**Available data:**
__________________________________________________

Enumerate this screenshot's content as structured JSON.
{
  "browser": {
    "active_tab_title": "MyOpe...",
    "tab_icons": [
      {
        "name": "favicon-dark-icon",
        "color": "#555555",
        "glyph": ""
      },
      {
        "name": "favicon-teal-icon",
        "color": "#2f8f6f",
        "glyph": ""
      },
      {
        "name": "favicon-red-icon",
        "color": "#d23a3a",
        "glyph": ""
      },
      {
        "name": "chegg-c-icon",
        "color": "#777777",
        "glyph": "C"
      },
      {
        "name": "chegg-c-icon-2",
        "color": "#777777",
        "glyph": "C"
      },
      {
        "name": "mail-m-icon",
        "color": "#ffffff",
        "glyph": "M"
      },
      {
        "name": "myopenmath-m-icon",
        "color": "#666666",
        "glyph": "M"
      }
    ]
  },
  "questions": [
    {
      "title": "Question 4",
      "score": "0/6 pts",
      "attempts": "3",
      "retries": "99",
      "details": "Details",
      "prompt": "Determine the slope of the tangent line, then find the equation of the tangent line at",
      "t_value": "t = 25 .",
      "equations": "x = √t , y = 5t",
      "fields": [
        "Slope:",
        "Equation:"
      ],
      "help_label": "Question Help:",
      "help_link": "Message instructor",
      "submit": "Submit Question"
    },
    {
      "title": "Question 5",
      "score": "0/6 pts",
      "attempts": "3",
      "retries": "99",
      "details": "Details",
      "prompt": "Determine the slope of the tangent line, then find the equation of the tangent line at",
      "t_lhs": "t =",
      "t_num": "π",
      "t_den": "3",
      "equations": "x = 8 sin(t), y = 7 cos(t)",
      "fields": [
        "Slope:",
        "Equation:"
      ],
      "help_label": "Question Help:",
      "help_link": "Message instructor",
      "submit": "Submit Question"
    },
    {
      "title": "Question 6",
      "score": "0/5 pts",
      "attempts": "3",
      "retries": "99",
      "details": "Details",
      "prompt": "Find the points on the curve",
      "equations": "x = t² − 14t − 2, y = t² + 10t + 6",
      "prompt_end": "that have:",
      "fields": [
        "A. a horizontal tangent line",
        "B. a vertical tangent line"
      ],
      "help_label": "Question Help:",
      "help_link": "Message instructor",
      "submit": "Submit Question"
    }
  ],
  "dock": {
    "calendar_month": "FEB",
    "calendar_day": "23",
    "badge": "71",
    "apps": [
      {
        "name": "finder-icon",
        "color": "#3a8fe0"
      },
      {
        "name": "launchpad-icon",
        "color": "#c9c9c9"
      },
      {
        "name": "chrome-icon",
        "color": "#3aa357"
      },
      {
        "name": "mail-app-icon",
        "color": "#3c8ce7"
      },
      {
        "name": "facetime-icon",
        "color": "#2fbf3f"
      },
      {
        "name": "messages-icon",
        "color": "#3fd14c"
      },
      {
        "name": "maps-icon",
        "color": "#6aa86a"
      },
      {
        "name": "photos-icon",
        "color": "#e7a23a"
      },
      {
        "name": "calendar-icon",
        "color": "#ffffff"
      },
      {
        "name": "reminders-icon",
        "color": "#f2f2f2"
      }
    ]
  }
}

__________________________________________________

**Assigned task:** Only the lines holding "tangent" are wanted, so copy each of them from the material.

**Answer for the task:**
      "prompt": "Determine the slope of the tangent line, then find the equation of the tangent line at",
      "prompt": "Determine the slope of the tangent line, then find the equation of the tangent line at",
        "A. a horizontal tangent line",
        "B. a vertical tangent line"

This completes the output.